:: Task description ::
Keyword search on "content": report each line of the records that contains it.

:: Data for review ::
● ● ●
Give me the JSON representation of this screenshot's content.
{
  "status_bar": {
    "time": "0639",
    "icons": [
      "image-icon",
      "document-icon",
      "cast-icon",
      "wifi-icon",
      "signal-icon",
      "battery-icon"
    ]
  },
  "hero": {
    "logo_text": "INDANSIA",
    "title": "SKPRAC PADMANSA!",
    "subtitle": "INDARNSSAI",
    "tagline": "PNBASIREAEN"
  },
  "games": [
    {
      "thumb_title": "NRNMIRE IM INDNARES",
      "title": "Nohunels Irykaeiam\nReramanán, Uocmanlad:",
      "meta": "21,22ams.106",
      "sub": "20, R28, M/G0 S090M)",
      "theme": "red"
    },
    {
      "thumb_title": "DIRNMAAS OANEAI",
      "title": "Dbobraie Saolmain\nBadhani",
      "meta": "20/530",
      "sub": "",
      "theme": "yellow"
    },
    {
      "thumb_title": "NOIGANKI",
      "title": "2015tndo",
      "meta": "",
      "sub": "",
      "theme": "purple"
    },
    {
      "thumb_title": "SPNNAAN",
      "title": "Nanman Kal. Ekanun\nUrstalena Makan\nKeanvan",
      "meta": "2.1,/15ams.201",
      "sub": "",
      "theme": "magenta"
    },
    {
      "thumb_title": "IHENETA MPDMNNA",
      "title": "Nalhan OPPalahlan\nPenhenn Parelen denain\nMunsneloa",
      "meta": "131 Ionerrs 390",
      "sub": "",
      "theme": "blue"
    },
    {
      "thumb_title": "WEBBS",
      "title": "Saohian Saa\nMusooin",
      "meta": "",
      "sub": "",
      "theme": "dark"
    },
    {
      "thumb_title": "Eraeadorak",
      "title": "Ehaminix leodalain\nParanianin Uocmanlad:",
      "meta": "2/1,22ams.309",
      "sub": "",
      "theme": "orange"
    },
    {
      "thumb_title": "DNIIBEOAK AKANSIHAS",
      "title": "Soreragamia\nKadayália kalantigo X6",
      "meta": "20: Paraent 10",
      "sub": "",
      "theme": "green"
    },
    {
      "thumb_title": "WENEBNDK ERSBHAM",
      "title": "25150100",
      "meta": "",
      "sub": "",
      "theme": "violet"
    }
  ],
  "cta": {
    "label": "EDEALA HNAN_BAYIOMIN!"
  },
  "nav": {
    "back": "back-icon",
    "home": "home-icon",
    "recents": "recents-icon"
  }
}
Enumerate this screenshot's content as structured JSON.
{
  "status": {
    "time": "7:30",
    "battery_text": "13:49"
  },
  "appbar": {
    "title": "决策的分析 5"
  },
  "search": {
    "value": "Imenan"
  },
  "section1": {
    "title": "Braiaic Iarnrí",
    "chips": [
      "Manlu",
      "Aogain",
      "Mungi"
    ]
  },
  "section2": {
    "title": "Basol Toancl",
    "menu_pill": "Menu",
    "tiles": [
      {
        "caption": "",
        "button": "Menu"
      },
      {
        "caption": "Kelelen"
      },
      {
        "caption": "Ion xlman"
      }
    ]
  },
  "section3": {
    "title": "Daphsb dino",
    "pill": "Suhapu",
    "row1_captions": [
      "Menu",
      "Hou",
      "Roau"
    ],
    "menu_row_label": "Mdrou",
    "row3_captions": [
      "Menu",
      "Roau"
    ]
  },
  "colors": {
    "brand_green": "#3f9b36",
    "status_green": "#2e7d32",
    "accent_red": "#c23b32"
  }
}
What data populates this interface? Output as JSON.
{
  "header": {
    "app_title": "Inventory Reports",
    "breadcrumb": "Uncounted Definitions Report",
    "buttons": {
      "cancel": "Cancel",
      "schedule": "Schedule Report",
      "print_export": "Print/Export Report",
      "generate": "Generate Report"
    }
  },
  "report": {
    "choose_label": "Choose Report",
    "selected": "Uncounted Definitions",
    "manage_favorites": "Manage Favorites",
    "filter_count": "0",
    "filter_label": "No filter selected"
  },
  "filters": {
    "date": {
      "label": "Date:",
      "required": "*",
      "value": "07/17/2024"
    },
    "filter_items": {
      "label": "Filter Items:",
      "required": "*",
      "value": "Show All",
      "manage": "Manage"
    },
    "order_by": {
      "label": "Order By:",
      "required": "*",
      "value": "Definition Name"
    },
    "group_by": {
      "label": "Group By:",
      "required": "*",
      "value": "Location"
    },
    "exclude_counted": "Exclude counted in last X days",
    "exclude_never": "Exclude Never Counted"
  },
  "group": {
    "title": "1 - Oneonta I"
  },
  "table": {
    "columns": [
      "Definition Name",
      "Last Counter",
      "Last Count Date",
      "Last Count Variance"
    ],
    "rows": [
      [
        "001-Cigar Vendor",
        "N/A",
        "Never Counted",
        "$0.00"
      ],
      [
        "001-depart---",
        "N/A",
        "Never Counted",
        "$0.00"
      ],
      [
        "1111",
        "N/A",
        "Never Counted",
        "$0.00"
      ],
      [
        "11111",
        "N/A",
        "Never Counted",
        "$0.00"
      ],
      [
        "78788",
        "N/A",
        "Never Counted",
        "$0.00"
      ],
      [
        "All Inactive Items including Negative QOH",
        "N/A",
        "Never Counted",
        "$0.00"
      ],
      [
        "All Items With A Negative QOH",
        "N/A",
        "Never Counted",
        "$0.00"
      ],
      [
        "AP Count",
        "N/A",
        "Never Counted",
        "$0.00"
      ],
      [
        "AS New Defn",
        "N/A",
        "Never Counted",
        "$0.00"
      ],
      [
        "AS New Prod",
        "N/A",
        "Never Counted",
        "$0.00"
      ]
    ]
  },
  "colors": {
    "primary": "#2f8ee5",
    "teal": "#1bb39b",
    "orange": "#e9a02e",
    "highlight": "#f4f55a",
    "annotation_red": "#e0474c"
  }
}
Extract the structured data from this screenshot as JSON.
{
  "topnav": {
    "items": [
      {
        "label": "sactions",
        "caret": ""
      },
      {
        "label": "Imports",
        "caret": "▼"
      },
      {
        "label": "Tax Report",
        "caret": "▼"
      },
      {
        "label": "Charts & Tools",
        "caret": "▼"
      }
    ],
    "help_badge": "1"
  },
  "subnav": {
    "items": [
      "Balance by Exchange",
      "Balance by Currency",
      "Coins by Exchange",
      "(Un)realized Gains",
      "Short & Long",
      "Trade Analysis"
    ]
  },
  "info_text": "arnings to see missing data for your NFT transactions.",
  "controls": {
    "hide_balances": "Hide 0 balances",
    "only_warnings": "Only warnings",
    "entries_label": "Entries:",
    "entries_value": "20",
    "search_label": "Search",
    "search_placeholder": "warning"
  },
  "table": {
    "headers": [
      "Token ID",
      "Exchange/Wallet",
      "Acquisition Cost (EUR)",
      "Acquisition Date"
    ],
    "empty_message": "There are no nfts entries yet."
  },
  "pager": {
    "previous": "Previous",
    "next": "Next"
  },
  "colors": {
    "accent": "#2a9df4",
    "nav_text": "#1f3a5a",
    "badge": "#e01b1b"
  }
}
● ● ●
:: Written answer ::
Give me the JSON representation of this screenshot's content.
Enumerate this screenshot's content as structured JSON.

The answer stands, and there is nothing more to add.